The vehicles will perform a number of important combat support roles, including command, liaison and light battlefield resupply. They will be provided to Army’s combat units and will be designed to operate in future conflict environments.
“The new vehicles will improve the level of safety for our troops overseas through an increase in the level of ballistic and blast protection over current lightweight vehicles,” said Mr Combet. “This is a fantastic opportunity for local defence industry, provided they can demonstrate their competitiveness, and I encourage local manufacturers to explore this opportunity.”
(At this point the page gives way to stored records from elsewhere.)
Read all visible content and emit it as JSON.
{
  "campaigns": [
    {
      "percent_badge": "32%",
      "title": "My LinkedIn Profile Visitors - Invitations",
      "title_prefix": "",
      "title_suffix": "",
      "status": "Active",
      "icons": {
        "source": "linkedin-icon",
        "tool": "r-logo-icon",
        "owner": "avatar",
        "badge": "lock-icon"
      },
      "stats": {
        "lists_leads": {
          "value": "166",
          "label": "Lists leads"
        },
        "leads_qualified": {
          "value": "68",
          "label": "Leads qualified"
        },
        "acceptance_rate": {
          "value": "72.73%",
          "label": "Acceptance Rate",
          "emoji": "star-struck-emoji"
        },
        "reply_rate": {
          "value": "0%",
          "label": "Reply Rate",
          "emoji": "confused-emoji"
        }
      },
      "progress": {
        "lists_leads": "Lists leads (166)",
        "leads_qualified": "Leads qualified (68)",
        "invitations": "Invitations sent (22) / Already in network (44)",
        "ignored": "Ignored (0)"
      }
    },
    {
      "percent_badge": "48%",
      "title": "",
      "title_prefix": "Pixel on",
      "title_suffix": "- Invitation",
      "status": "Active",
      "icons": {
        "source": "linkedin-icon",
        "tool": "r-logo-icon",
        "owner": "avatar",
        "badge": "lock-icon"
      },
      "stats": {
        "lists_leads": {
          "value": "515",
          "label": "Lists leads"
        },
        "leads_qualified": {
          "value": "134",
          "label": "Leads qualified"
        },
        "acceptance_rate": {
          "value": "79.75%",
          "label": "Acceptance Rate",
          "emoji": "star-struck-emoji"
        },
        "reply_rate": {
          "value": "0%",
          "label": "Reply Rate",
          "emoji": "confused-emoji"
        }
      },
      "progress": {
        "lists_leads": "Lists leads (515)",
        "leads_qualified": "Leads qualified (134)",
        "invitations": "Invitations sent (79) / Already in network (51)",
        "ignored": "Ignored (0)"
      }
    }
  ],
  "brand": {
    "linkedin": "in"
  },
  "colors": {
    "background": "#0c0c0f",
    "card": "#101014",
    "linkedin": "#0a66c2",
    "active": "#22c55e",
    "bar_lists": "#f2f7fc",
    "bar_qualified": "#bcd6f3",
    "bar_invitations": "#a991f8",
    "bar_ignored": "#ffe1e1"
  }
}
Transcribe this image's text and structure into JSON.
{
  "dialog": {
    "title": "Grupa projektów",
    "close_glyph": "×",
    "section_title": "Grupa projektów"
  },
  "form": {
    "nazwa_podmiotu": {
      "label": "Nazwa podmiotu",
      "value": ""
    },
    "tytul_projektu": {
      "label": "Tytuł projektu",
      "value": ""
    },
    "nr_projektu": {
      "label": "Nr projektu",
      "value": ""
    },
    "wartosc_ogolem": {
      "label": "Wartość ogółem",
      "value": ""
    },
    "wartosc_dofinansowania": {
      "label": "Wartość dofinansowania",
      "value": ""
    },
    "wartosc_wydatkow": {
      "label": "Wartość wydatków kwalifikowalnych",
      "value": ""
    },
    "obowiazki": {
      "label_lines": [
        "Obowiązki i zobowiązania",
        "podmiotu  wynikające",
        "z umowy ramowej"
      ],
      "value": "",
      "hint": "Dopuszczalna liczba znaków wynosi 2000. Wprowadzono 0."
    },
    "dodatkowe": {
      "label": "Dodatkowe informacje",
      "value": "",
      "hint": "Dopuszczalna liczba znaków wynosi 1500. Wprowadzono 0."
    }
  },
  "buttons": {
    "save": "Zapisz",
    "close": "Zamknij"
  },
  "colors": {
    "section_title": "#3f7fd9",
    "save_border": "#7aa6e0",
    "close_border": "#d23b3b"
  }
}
“The Rudd Government is committed to supporting Australian defence jobs by ensuring that local defence industry has every opportunity to compete to provide the equipment our ADF needs.”
The solicitation of local industry is being pursued in parallel with the ongoing Australian participation in the US Joint Light Tactical Vehicle Program. These parallel processes will ensure that all viable options available for the delivery of light protected mobility vehicles to the Army have been considered.
“This approach is consistent with Mortimer Review recommendations, and will ensure that taxpayers receive value for money and that the Army and our soldiers receive the best equipment and protection possible,” said Mr Combet.
DTN News: US Delivers Four MI-17 Cargo Helicopters To Pakistan *Sources: Int'l Media / ANI (NSI News Source Info) ISLAMABAD - June 13, 2009: The United States has handed over four MI-17 cargo helicopters to the Pakistan Army to facilitate its counter-terrorism operation. “On a request by the Government of Pakistan, the United States delivered four MI-17 cargo helicopters to the Pakistani Army,” US embassy spokesman Lou Finor said here. Meanwhile, US Consulate personnel in Peshawar have been instructed to limit their movements until further notice. The notice has been issued following the Pearl Continental bombing in Peshawar. The United Nations (UN) has also cancelled its activities in Peshawar after Tuesday’s blast that killed 16 people, including some foreigners. “The UN World Food Programme was working on the supply of food to the affected people of Malakand and Swat, and three employees of the programme were staying at the hotel at the time of the blast. All three had been killed,” said a UN spokesman. Two employees, including a woman officer of the UNICEF and the UN refugee agency were also killed in the blast, The Daily Times reports. (ANI)
DTN News: Sikorsky Wins $60Million Contract For Brazilian Black Hawks
*Sources: U.S Department of Defense / Sikorsky Aircraft Corp
(NSI News Source Info) PENTAGON / WASHINGTON - June 13, 2009: Sikorsky Aircraft Corp., Stratford, Conn., was awarded on Jun. 8, 2009 a $60,434,958 firm-fixed-price contract for the procurement of four UH-60L aircraft uniquely configured of the Brazilian Air Force (FMS Case BR-B-UTZ).In October 1989, the engines were upgraded to two General Electric T700-GE-701C 1890 shp turboshaft engines, and an improved durability gear box was added, resulting in a model designation change from UH-60A to UH-60L. The T700-GE-701C has better high altitude and hot weather performance, greater lifting capacity, and improved corrosion protection. The helicopter can carry a gross weight of 22,000 Lbs and an external load of 9,000 Lbs. The UH-60L variant can utilize an External Stores Support System or ESSS to expand its capabilities. The ESSS system consists of removable "four-station pylons" that can carry external fuel tanks that can extend the Blackhawk range up to 1,150 nautical miles or sixteen Hellfire missiles. Furthermore, Sikorsky states that the Blackhawk can store an additional sixteen Hellfire missiles internally, and deploy a wide range of weapons systmes ranging from guns to mine dispensers.
Work is to be performed in Stratford, Conn., with an estimated completion date of Nov. 30, 2012. One bid solicited with one bid received.
Aviation & Missile Command Contracting Center, Redstone Arsenal, Ala., is the contracting activity (DAAH23-02-C-0006).